Other novel design elements poached from Tilton include a conspicuous heavy metal tailpiece feeding a string-through wooden bridge and the curious metal disc suspended on the center strut visible the soundhole, with the branding "Saenger's Celestial Guitar". Whether or not these "improvements" actually resulted in a better guitar, this is an absolutely distinctive very well-crafted little guitar with a nice tone.

Tilton's patent was granted in 1854 and expired January 1871. It is likely this guitar was made around then or sometime after as it does not bear Tilton's name but is very closely patterned on Tilton labeled instruments. Jonas Saenger was a music dealer in lower Manhattan from the mid-1860s up into the 1890s. He seemed to specialize in accordions but also offered guitars; it is not known who actually built this instrument but the parentage of the design is unmistakable! The headstock has small stamps on the top edge of "42" and "1531"; in the standard 19th century pattern we would assume the former to be a style number and the latter a serial number, but really the reverse could be true as well!

This guitar has very dark Brazilian rosewood back and sides. The spruce top is unbound with a 5-ply inset off the edge in the violin manner. The top grain runs straight; many actual Tilton instruments were built with an unusual diagonal grain top that does not age well. The neck is mahogany with a dark rosewood fingerboard, shaped in the typical 19th Century shallow "V" profile. It has an ebony nut and beautiful engraved brass plate tuners with bone buttons. The elaborate heavy brass tailpiece also bears Saenger's name.

This guitar is sturdily built for its age, it has had many repairs but remains very playable with a sweet sound with more top-end than many from this period. It can be recommended for use in situations such as Civil War re-enacting or authentic Western or minstrel re-creations where an accurate and functional 19th century style guitar is an aesthetic requirement. It plays well with nylon or gut strings as intended and includes the original coffin case, and how many guitars can claim to be "Celestial" after all?.
Overall length is 36 1/2 in. (92.7 cm.), 11 5/8 in. (29.5 cm.) wide at lower bout, and 3 1/2 in. (8.9 cm.) in depth at side, taken at the end block. Scale length is 24 1/2 in. (622 mm.). Width of nut is 1 11/16 in. (43 mm.).

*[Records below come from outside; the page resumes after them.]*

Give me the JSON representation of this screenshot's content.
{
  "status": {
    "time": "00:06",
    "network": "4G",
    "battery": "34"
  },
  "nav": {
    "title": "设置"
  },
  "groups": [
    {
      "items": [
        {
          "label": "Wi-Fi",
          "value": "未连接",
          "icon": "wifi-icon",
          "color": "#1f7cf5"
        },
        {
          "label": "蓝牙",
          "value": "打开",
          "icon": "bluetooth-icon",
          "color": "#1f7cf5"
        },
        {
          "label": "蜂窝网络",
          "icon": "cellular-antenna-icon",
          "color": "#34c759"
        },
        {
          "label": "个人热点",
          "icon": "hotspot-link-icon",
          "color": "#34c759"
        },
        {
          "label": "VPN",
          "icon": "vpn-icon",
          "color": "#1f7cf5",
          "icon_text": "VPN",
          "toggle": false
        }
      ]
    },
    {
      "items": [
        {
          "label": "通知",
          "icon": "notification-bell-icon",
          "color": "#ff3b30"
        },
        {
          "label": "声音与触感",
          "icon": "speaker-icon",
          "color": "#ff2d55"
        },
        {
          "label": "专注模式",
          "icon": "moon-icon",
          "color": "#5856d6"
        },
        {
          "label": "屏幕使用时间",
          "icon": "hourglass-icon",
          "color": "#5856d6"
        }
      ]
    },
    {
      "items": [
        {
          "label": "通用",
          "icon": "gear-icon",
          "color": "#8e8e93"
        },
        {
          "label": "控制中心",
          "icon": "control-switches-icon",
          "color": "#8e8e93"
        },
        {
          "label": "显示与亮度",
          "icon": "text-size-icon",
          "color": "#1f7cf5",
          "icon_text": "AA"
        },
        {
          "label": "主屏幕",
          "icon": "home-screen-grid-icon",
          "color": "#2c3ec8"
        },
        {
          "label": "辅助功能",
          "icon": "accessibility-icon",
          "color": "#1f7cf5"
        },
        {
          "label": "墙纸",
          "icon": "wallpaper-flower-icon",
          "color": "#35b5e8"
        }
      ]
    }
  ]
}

This fascinating nineteenth century guitar has seen a lot of work performed over the past 150 years or so, but remains a lovely playable instrument using the elements of one of the era's more celebrated designers. While far from pristine but is still a fine very playable instrument, which is not always the case with guitars of this antique vintage. The finish is original or at least all 19th century, with some touch ups and overfinish mostly related to the repairs. There is micro-checking, dings, dents and scrapes overall but only some fairly minor playwear for 150+ years.

There has been quite a bit of repair work, most notably a number of cracks to the sides neatly repaired. The rosewood back is possibly a replacement of the original, but has quite a bit of age to it and is clearly still 19th century. The finish to the back and sides has some clouding but is original, at least to when the first round of repairs was done. The top finish is original and shows less wear than many. The guitar retains the charming medallion on the center strut and elaborate brass tailpiece.

The rosewood fingerboard is original and well played. It has a slight radius unlike a typical flat 19th century fingerboard. The small-wire frets appear 19th century; it is not possible to say they are definitely original but they look over 100 years old and shows some playwear in the lower positions. The bridge is original, it has been reglued more than once. The neck angle is excellent and the guitar is very easy to play.

The guitar is currently strung with synthetic gut strings for a more period-correct experience, but in our experience Tilton's design makes his instruments adaptable to silk & steel stringing if desired, which is not true of most 19th century guitars. This guitar has obviously had an eventful life since the industrial revolution was new but remains a delightful historic and fully playable instrument. The original coffin case is included, a bit rickety but functional. Very Good + Condition.